A combination of factors, not just vehicular or industrial pollutants, makes air pollution in Delhi deadly. The fine particle pollution rates in Delhi are ten times higher than that of Chennai. Though Chennai is a coastal location comprising of ten times more cars than Delhi, says a new study.
"The picture of Delhi's pollution problem is complicated and is aggravated by some factors that are out of human control," said Prashant Kumar, reader at the University of Surrey in England.
The researchers assessed how Delhi's landscape, weather, energy consumption culture, and growing urban population combines to elevate concentrations of air pollutants, including ultrafine particles, the most harmful to human health.
As a landlocked megacity, Delhi has limited avenues for flushing polluted air out of the city, the study noted. Coastal megacities such as Mumbai have at least a chance to 'replace' polluted air with relatively unpolluted sea breezes, whereas Delhi's surrounding regions are sometimes even more polluted than the city, the researchers pointed out.
"Whilst it might be easy to blame this on increased use of vehicles, industrial production or a growing population, the truth is that Delhi is a toxic pollutant punchbowl with myriad ingredients, all which need addressing in the round," Kumar noted.
Delhi is one of the largest population centers in the world. Classed as the world's fifth 'megacity', it has a population of 25.8 million, which continues to grow. With this growth, the research predicted that the number of road vehicles will increase from 4.7 million in 2010 to nearly 26 million by 2030. Total energy consumption in Delhi has risen 57 percent from 2001 to 2011, the study pointed out.
"Air pollution has been placed in the top ten health risks faced by human beings globally. Delhi has the dubious accolade of being regularly cited as the most polluted city in the world, with air pollution causing thousands of excess deaths in a year in this growing megacity," Kumar pointed out.
"Simple remedies such as 'greening' unpaved roadside areas through a natural or artificial grass canopy could possibly help in limiting coarse dust particles during dry and windy seasons.
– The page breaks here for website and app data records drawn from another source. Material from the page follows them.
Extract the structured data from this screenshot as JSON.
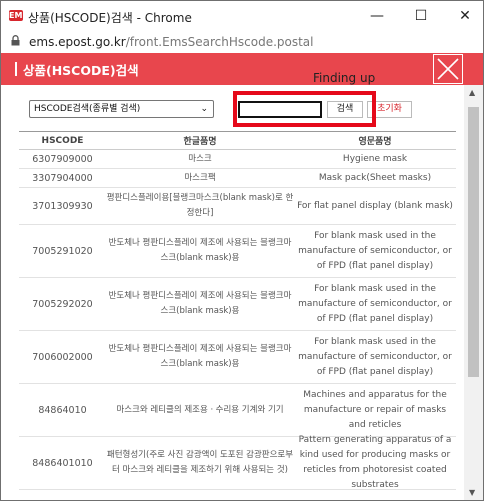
{
  "window": {
    "title": "상품(HSCODE)검색 - Chrome",
    "app_icon": "EMS",
    "controls": {
      "minimize": "—",
      "maximize": "☐",
      "close": "✕"
    }
  },
  "address_bar": {
    "host": "ems.epost.go.kr",
    "path": "/front.EmsSearchHscode.postal"
  },
  "header": {
    "title": "상품(HSCODE)검색"
  },
  "annotation": {
    "text": "Finding up",
    "highlight_color": "#e5091a"
  },
  "search": {
    "select_value": "HSCODE검색(종류별 검색)",
    "input_value": "",
    "search_label": "검색",
    "reset_label": "초기화"
  },
  "table": {
    "headers": [
      "HSCODE",
      "한글품명",
      "영문품명"
    ],
    "rows": [
      {
        "code": "6307909000",
        "kr": "마스크",
        "en": "Hygiene mask"
      },
      {
        "code": "3307904000",
        "kr": "마스크팩",
        "en": "Mask pack(Sheet masks)"
      },
      {
        "code": "3701309930",
        "kr": "평판디스플레이용[블랭크마스크(blank mask)로 한정한다]",
        "en": "For flat panel display (blank mask)"
      },
      {
        "code": "7005291020",
        "kr": "반도체나 평판디스플레이 제조에 사용되는 블랭크마스크(blank mask)용",
        "en": "For blank mask used in the manufacture of semiconductor, or of FPD (flat panel display)"
      },
      {
        "code": "7005292020",
        "kr": "반도체나 평판디스플레이 제조에 사용되는 블랭크마스크(blank mask)용",
        "en": "For blank mask used in the manufacture of semiconductor, or of FPD (flat panel display)"
      },
      {
        "code": "7006002000",
        "kr": "반도체나 평판디스플레이 제조에 사용되는 블랭크마스크(blank mask)용",
        "en": "For blank mask used in the manufacture of semiconductor, or of FPD (flat panel display)"
      },
      {
        "code": "84864010",
        "kr": "마스크와 레티클의 제조용ㆍ수리용 기계와 기기",
        "en": "Machines and apparatus for the manufacture or repair of masks and reticles"
      },
      {
        "code": "8486401010",
        "kr": "패턴형성기(주로 사진 감광액이 도포된 감광판으로부터 마스크와 레티클을 제조하기 위해 사용되는 것)",
        "en": "Pattern generating apparatus of a kind used for producing masks or reticles from photoresist coated substrates"
      }
    ]
  },
  "icons": [
    "lock-icon",
    "chevron-down-icon",
    "close-icon",
    "scroll-up-icon",
    "scroll-down-icon"
  ]
}
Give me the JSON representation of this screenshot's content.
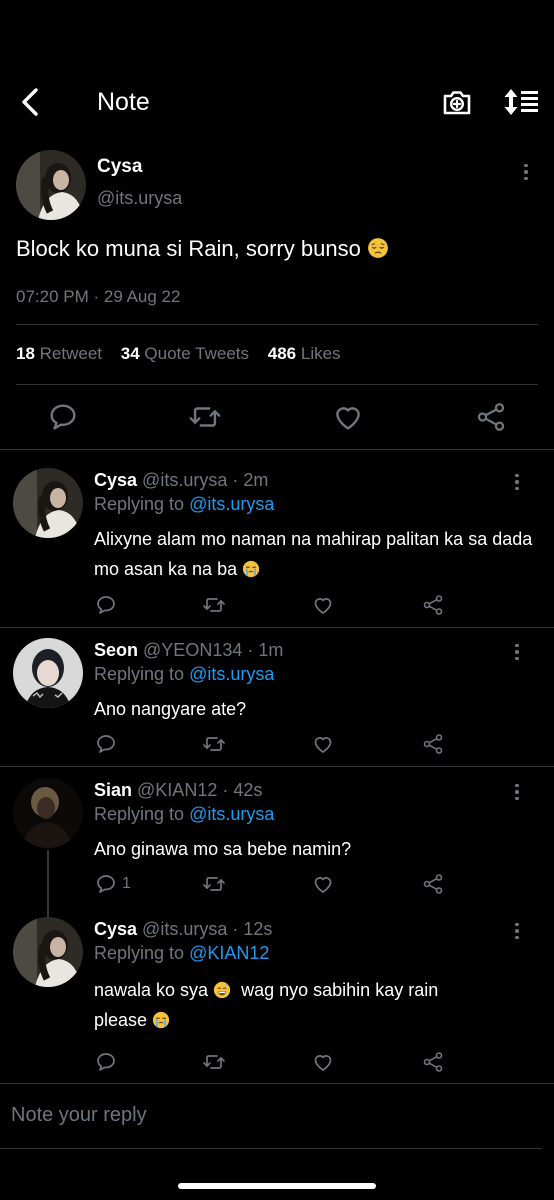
{
  "header": {
    "title": "Note"
  },
  "main_post": {
    "name": "Cysa",
    "handle": "@its.urysa",
    "text": "Block ko muna si Rain, sorry bunso",
    "text_emoji": "pensive-face",
    "timestamp": "07:20 PM · 29 Aug 22",
    "stats": {
      "retweets_count": "18",
      "retweets_label": "Retweet",
      "quotes_count": "34",
      "quotes_label": "Quote Tweets",
      "likes_count": "486",
      "likes_label": "Likes"
    }
  },
  "replies": [
    {
      "name": "Cysa",
      "handle": "@its.urysa",
      "sep": " · ",
      "time": "2m",
      "replying_prefix": "Replying to",
      "replying_to": "@its.urysa",
      "text": "Alixyne alam mo naman na mahirap palitan ka sa dada mo asan ka na ba",
      "emoji": "loudly-crying-face",
      "reply_count": ""
    },
    {
      "name": "Seon",
      "handle": "@YEON134",
      "sep": " · ",
      "time": "1m",
      "replying_prefix": "Replying to",
      "replying_to": "@its.urysa",
      "text": "Ano nangyare ate?",
      "reply_count": ""
    },
    {
      "name": "Sian",
      "handle": "@KIAN12",
      "sep": " · ",
      "time": "42s",
      "replying_prefix": "Replying to",
      "replying_to": "@its.urysa",
      "text": "Ano ginawa mo sa bebe namin?",
      "reply_count": "1"
    },
    {
      "name": "Cysa",
      "handle": "@its.urysa",
      "sep": " · ",
      "time": "12s",
      "replying_prefix": "Replying to",
      "replying_to": "@KIAN12",
      "text_part1": "nawala ko sya",
      "emoji1": "grinning-sweat-face",
      "text_part2": "wag nyo sabihin kay rain please",
      "emoji2": "loudly-crying-face",
      "reply_count": ""
    }
  ],
  "compose": {
    "placeholder": "Note your reply"
  },
  "icons": {
    "back": "chevron-left-icon",
    "camera": "camera-plus-icon",
    "sort": "sort-icon",
    "more": "more-vertical-icon",
    "reply": "comment-icon",
    "retweet": "retweet-icon",
    "like": "heart-icon",
    "share": "share-icon"
  },
  "colors": {
    "background": "#000000",
    "text": "#e7e9ea",
    "muted": "#71767b",
    "link": "#1d9bf0",
    "divider": "#2f3336"
  }
}
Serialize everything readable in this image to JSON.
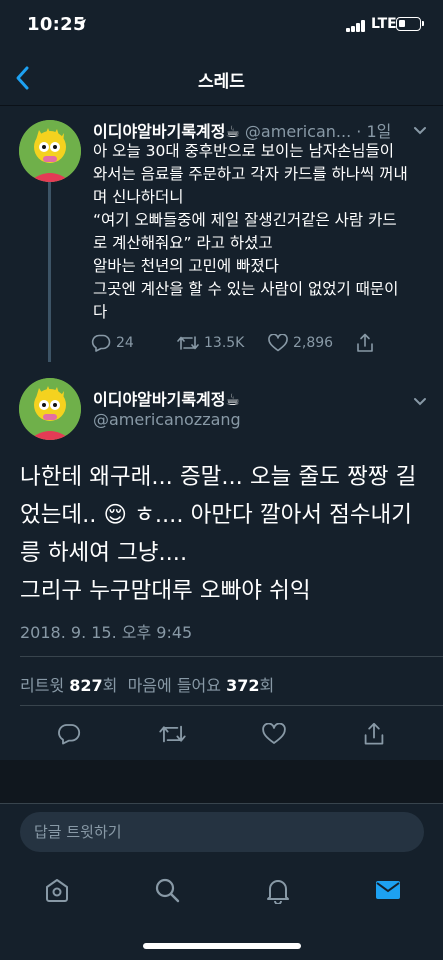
{
  "status_bar": {
    "time": "10:25",
    "network": "LTE"
  },
  "nav": {
    "title": "스레드"
  },
  "reply_tweet": {
    "display_name": "이디야알바기록계정☕",
    "handle": "@american...",
    "time": "· 1일",
    "lines": [
      "아 오늘 30대 중후반으로 보이는 남자손님들이",
      "와서는 음료를 주문하고 각자 카드를 하나씩 꺼내",
      "며 신나하더니",
      "“여기 오빠들중에 제일 잘생긴거같은 사람 카드",
      "로 계산해줘요” 라고 하셨고",
      "알바는 천년의 고민에 빠졌다",
      "그곳엔 계산을 할 수 있는 사람이 없었기 때문이",
      "다"
    ],
    "replies": "24",
    "retweets": "13.5K",
    "likes": "2,896"
  },
  "main_tweet": {
    "display_name": "이디야알바기록계정☕",
    "handle": "@americanozzang",
    "lines": [
      "나한테 왜구래... 증말... 오늘 줄도 짱짱 길",
      "었는데.. 😌 ㅎ.... 아만다 깔아서 점수내기",
      "릉 하세여 그냥....",
      "그리구 누구맘대루 오빠야 쉬익"
    ],
    "timestamp": "2018. 9. 15. 오후 9:45",
    "retweet_label": "리트윗",
    "retweet_count": "827",
    "count_suffix": "회",
    "like_label": "마음에 들어요",
    "like_count": "372"
  },
  "compose": {
    "placeholder": "답글 트윗하기"
  },
  "tabs": [
    "home-icon",
    "search-icon",
    "notifications-icon",
    "messages-icon"
  ],
  "colors": {
    "background": "#15202b",
    "accent": "#1da1f2",
    "muted": "#8899a6"
  }
}
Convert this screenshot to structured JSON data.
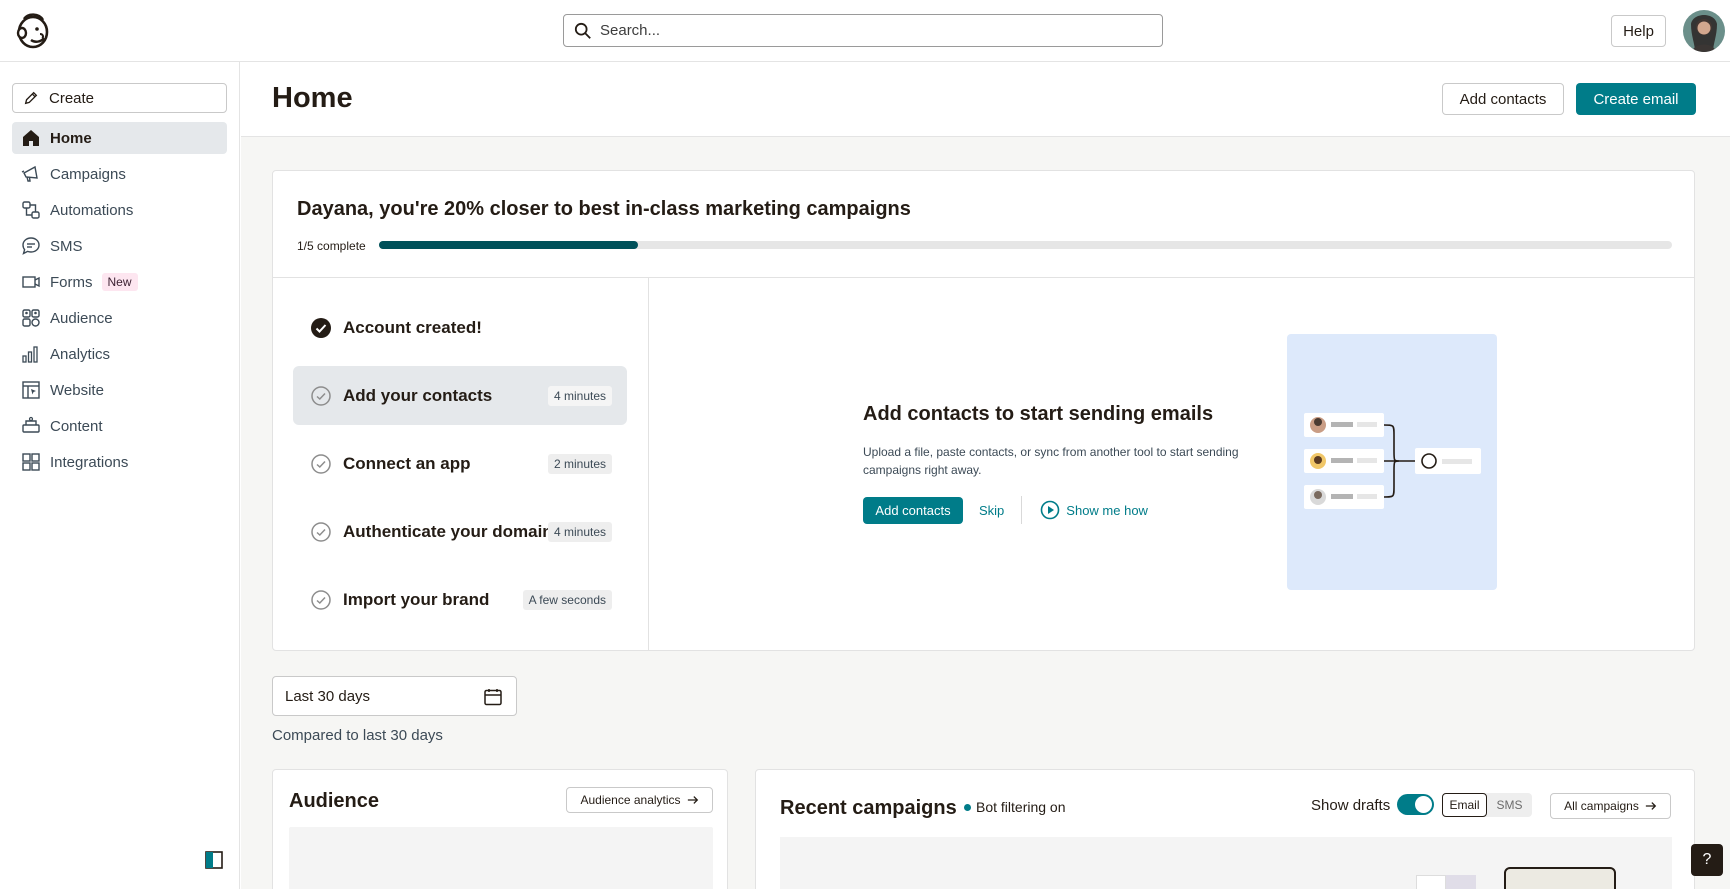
{
  "search": {
    "placeholder": "Search..."
  },
  "header": {
    "help_label": "Help"
  },
  "sidebar": {
    "create_label": "Create",
    "items": [
      {
        "label": "Home",
        "icon": "home-icon"
      },
      {
        "label": "Campaigns",
        "icon": "megaphone-icon"
      },
      {
        "label": "Automations",
        "icon": "automations-icon"
      },
      {
        "label": "SMS",
        "icon": "sms-icon"
      },
      {
        "label": "Forms",
        "icon": "forms-icon",
        "badge": "New"
      },
      {
        "label": "Audience",
        "icon": "audience-icon"
      },
      {
        "label": "Analytics",
        "icon": "analytics-icon"
      },
      {
        "label": "Website",
        "icon": "website-icon"
      },
      {
        "label": "Content",
        "icon": "content-icon"
      },
      {
        "label": "Integrations",
        "icon": "integrations-icon"
      }
    ]
  },
  "main": {
    "title": "Home",
    "add_contacts_label": "Add contacts",
    "create_email_label": "Create email"
  },
  "onboarding": {
    "title": "Dayana, you're 20% closer to best in-class marketing campaigns",
    "progress_label": "1/5 complete",
    "progress_fraction": 0.2,
    "steps": [
      {
        "label": "Account created!",
        "time": ""
      },
      {
        "label": "Add your contacts",
        "time": "4 minutes"
      },
      {
        "label": "Connect an app",
        "time": "2 minutes"
      },
      {
        "label": "Authenticate your domain",
        "time": "4 minutes"
      },
      {
        "label": "Import your brand",
        "time": "A few seconds"
      }
    ],
    "panel": {
      "title": "Add contacts to start sending emails",
      "description": "Upload a file, paste contacts, or sync from another tool to start sending campaigns right away.",
      "primary_label": "Add contacts",
      "skip_label": "Skip",
      "show_label": "Show me how"
    }
  },
  "filters": {
    "date_range": "Last 30 days",
    "compare_label": "Compared to last 30 days"
  },
  "audience_card": {
    "title": "Audience",
    "button_label": "Audience analytics"
  },
  "recent_campaigns": {
    "title": "Recent campaigns",
    "bot_filter_label": "Bot filtering on",
    "show_drafts_label": "Show drafts",
    "show_drafts_on": true,
    "channel_options": [
      "Email",
      "SMS"
    ],
    "selected_channel": "Email",
    "all_label": "All campaigns"
  },
  "help_float_label": "?",
  "colors": {
    "accent": "#007c89",
    "progress_fill": "#00515a",
    "illustration_bg": "#dde9fb"
  }
}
Natural measures, such as the development of wetlands and trees are also effective," Kumar suggested. The findings appeared in the journal Atmospheric Environment